The internet is great for getting the word out there when someone has done something wrong. However, it also makes claims very easy to check up. Sometimes people don’t put two and two together and hypocrisy can become quite evident very quickly. That’s been the case just recently in South Africa. I got a link to this post, where South African designer Euodia Roets calls out Woolworths for the way they stole her design. She gives a lot of details and photo evidence of the similarity between her picture and the one that was then printed on some scatter cushions to sell. Continue reading

Two years, still going strong

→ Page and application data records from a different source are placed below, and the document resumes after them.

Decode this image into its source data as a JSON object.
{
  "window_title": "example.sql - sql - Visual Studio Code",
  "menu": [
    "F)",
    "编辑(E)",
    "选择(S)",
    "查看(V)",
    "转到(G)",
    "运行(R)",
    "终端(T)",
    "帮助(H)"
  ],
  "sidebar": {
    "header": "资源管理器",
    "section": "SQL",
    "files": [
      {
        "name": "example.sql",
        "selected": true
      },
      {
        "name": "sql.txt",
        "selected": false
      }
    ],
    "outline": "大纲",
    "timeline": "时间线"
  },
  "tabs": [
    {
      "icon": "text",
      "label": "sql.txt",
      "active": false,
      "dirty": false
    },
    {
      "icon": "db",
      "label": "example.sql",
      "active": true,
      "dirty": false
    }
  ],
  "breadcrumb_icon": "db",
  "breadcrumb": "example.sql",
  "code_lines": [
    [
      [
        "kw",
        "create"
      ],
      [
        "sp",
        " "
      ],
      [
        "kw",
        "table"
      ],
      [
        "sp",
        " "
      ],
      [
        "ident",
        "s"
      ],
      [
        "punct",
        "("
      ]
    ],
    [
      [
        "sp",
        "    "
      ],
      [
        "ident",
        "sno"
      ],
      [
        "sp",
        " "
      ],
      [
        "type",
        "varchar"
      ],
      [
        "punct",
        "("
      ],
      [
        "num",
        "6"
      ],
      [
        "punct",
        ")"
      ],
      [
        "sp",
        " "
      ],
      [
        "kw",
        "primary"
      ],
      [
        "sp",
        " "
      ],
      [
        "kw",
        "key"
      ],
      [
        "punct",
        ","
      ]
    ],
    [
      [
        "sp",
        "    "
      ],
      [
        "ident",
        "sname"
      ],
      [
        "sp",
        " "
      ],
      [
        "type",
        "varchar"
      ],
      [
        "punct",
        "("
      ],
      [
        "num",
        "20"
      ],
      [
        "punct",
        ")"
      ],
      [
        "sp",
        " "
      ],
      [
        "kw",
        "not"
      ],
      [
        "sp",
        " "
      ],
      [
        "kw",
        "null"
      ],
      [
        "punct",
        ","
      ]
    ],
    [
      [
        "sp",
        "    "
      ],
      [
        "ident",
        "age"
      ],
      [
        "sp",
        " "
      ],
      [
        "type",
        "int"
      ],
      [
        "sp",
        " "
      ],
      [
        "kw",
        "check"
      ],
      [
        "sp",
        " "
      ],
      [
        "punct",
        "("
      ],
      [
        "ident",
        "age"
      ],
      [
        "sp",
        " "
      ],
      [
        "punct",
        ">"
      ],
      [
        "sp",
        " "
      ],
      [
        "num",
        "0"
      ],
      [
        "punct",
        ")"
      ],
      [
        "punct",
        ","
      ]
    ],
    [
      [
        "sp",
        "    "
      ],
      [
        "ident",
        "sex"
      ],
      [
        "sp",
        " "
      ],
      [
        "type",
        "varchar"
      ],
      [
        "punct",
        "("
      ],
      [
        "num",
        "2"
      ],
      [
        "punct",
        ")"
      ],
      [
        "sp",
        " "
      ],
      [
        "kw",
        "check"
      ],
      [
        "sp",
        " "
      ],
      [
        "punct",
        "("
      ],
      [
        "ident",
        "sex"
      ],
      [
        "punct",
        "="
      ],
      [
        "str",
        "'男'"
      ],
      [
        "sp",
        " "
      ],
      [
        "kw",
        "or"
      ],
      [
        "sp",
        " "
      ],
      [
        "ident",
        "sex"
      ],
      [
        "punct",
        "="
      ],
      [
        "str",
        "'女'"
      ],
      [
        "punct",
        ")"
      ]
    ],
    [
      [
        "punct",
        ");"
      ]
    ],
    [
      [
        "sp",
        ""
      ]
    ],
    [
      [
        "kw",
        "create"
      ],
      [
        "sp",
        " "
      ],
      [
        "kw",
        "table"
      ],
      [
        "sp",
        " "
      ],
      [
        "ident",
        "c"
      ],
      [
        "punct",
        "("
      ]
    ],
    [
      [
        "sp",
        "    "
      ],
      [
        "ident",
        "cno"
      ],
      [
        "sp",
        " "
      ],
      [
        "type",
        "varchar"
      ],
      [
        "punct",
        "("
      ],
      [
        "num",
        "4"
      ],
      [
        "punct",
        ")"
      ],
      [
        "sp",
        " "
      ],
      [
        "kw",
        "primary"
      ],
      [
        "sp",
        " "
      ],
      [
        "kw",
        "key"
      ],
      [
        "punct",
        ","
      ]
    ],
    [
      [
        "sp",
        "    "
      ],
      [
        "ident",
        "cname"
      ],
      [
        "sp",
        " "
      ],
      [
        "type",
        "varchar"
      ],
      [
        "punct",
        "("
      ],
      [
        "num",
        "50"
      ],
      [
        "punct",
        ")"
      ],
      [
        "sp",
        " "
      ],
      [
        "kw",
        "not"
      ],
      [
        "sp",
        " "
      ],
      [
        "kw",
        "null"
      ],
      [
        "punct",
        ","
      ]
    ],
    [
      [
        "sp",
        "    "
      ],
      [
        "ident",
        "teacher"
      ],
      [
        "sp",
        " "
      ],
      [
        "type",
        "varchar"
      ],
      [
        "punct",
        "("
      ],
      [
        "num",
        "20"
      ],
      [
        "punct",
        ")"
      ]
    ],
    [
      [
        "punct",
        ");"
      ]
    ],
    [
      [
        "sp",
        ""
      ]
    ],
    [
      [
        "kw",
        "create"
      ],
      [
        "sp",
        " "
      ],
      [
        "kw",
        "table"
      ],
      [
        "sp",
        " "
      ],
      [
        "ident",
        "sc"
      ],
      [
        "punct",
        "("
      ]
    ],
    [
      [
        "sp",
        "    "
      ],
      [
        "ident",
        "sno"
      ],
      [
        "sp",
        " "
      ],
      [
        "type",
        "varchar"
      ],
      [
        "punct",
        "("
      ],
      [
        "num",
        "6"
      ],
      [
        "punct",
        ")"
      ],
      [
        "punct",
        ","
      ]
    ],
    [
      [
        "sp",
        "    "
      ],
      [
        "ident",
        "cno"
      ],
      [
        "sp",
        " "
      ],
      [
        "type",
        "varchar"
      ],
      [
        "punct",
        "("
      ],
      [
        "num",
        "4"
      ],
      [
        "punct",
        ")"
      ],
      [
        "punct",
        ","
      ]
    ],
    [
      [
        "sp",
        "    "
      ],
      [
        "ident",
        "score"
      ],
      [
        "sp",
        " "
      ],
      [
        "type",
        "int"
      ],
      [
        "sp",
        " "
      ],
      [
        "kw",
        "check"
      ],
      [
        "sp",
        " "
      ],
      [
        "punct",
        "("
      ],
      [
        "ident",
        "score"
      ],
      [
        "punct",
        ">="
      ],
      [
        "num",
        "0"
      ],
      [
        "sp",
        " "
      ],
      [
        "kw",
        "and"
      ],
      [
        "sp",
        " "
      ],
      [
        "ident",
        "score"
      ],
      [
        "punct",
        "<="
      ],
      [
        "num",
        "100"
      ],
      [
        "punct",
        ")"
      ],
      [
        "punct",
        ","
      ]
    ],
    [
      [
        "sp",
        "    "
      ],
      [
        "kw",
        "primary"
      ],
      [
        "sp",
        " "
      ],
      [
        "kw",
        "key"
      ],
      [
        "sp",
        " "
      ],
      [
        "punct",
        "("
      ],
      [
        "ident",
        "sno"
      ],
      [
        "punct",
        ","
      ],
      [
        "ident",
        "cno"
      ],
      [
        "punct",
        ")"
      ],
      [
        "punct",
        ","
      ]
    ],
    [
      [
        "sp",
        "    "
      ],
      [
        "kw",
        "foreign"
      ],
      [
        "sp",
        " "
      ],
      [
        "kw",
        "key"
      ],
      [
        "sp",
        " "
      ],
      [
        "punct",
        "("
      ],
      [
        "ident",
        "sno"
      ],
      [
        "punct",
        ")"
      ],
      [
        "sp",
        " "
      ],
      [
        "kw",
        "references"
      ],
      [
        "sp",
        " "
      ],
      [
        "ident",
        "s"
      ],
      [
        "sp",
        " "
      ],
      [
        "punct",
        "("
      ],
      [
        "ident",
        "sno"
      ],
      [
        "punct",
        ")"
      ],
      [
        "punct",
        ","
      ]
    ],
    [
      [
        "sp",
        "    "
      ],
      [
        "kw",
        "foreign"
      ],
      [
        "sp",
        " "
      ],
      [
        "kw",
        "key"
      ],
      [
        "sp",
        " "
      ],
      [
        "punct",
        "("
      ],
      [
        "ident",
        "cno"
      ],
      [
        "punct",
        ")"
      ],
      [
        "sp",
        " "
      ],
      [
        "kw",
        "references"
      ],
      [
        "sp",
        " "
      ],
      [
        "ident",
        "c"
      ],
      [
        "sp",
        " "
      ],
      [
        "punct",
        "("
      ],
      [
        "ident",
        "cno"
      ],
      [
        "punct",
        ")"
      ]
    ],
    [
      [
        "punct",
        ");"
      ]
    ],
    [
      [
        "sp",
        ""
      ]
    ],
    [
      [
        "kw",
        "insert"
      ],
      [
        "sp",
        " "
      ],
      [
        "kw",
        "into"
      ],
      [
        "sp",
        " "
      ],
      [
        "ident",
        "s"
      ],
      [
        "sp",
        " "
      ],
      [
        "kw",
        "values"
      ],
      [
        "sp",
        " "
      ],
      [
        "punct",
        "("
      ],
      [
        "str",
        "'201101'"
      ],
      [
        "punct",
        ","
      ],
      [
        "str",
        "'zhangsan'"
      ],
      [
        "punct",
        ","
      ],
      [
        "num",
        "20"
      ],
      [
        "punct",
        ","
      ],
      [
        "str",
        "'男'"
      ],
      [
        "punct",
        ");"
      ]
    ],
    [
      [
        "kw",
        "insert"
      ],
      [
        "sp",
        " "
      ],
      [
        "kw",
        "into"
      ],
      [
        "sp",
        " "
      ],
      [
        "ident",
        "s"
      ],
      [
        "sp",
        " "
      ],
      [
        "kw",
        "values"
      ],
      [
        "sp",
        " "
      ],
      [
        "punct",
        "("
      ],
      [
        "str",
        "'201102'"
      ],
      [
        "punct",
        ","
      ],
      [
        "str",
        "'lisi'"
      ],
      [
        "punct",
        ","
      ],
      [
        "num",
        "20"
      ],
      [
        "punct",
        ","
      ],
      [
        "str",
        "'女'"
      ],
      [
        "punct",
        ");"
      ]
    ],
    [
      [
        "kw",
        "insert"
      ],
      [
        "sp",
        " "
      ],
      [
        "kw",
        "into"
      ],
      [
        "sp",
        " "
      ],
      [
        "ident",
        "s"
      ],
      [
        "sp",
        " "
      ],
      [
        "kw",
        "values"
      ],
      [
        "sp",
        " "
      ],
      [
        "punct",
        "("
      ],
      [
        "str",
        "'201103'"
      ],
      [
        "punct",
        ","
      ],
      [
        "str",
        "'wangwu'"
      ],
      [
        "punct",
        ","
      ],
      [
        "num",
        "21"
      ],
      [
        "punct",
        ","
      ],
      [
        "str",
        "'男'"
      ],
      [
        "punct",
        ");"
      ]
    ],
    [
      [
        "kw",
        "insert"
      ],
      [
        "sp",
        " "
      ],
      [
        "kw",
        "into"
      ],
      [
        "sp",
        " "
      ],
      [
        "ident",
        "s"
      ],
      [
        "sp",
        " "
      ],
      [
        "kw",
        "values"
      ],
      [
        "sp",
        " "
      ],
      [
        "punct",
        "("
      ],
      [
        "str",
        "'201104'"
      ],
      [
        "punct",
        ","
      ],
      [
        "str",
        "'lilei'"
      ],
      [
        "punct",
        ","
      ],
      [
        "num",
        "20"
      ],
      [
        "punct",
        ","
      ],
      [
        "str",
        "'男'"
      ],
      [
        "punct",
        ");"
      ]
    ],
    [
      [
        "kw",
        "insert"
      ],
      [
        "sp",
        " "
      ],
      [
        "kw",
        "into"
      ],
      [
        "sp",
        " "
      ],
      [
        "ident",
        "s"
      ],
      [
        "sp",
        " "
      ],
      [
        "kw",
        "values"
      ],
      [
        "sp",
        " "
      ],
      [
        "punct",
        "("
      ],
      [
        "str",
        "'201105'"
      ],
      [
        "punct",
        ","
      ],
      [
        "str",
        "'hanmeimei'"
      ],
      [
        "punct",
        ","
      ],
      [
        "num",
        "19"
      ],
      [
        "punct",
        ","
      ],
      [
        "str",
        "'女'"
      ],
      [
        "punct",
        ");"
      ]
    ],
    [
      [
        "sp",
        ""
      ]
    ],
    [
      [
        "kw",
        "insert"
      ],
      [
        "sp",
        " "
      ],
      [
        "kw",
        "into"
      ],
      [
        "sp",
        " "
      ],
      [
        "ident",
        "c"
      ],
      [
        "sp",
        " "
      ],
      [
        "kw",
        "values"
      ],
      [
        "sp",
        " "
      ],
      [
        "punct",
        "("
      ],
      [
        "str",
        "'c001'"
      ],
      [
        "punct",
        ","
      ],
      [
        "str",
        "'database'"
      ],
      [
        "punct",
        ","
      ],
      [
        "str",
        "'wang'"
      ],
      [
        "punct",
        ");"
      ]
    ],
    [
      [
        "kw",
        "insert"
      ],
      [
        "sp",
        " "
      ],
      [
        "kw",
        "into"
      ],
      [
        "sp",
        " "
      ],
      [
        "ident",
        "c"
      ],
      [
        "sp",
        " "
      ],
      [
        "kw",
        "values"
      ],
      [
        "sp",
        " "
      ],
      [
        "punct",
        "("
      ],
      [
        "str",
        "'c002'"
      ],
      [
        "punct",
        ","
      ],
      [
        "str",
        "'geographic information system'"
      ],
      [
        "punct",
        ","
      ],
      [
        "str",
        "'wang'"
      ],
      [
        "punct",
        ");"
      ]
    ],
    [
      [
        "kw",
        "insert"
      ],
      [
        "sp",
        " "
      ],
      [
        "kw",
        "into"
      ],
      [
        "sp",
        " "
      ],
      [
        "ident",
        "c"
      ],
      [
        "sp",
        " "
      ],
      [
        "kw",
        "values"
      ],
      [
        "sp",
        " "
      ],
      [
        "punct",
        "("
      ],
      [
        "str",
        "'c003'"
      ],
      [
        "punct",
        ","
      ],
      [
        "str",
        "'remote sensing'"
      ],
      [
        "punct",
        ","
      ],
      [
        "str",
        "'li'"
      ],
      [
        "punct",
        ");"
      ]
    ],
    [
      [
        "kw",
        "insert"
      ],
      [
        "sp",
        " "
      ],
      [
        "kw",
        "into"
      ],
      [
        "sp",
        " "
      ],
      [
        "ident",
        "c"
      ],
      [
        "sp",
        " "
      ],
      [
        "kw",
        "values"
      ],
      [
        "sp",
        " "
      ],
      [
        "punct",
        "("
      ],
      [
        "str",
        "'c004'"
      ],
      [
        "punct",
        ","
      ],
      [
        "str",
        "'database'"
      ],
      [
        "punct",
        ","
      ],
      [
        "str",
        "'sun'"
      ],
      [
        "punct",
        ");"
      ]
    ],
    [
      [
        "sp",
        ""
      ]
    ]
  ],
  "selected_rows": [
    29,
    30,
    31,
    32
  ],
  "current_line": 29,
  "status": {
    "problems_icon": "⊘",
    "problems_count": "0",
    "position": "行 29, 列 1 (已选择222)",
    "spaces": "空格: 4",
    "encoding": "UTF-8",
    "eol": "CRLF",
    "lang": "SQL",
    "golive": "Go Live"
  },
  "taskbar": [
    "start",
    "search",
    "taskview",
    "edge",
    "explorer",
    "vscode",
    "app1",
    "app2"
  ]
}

Today marks the second birthday of my blog. You can read about the first birthday celebrations here. Hopefully the quality of posts has improved since last year, although I know that the overall number has decreased from 100 to 68. There have been some special moments this year which I didn’t include in my top 10 posts are worth noting. Early in the year saw the first guest post (I had a second one planned but that seems to have fallen away) and, a few weeks ago, the publication of my first scientific paper. Continue reading